Authentication therefore can be a first — but not conclusive — step in the admissibility of metadata or any other evidence. Even where “photos and their date and time stamps are deemed authentic, [a party] may still elicit and present evidence regarding metadata reliability and accuracy.” Tamares Las Vegas Props. v. Travelers Indem. Co., 117 Fed. R. Evid. Serv. 1582, 2022 WL 476093, *5 (D. Nev. 2/16/2022).
The long-expanding scope, variability and use of metadata suggest that its discovery is a case-by-case undertaking. Indeed, significant decisions affecting the value and use of metadata in proceedings might be made by implication during basic recordkeeping for a business operation. When a situation has reached the point of an actual or reasonably anticipated proceeding, some questions to consider about metadata might include:
- Does metadata matter to any issues of authentication, timing, or merits of legal issues in the proceeding?

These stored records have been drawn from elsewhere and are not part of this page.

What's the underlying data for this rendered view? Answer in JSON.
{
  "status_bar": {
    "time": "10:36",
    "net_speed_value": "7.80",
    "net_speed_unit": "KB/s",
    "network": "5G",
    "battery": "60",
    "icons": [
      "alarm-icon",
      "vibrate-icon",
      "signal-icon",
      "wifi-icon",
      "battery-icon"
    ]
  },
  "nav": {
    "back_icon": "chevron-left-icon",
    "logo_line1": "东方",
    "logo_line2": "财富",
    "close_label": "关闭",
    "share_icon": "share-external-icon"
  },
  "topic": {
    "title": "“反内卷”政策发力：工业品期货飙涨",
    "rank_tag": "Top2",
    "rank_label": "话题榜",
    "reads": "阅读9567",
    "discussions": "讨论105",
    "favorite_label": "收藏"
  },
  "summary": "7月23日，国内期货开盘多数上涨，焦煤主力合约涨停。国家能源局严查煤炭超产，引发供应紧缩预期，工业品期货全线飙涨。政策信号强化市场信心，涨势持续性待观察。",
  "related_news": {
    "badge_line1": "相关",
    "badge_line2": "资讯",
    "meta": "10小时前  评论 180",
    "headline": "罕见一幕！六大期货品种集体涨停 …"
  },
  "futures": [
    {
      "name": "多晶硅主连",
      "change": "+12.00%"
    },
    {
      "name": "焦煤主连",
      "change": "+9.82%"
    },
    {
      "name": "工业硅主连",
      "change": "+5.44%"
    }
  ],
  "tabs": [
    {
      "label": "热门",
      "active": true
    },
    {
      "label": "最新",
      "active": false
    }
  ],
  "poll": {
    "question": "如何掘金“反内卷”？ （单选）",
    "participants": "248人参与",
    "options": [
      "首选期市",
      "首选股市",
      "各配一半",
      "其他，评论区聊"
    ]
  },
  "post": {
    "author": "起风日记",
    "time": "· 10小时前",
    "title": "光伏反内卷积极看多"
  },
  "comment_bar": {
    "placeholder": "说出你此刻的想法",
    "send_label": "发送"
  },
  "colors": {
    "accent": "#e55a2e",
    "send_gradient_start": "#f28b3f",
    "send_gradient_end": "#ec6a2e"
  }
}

- Do any service provider agreements allow separate creation of metadata, or direct or derivative use of metadata that might be relevant to issues in the proceeding?
- Does the proceeding involve sequence or timing of activity related to any electronic communications or devices?
- Does the proceeding involve any particular types of information that are based upon use of custom applications?
- What costs or other issues might be involved in the identification and preservation of metadata for the proceeding?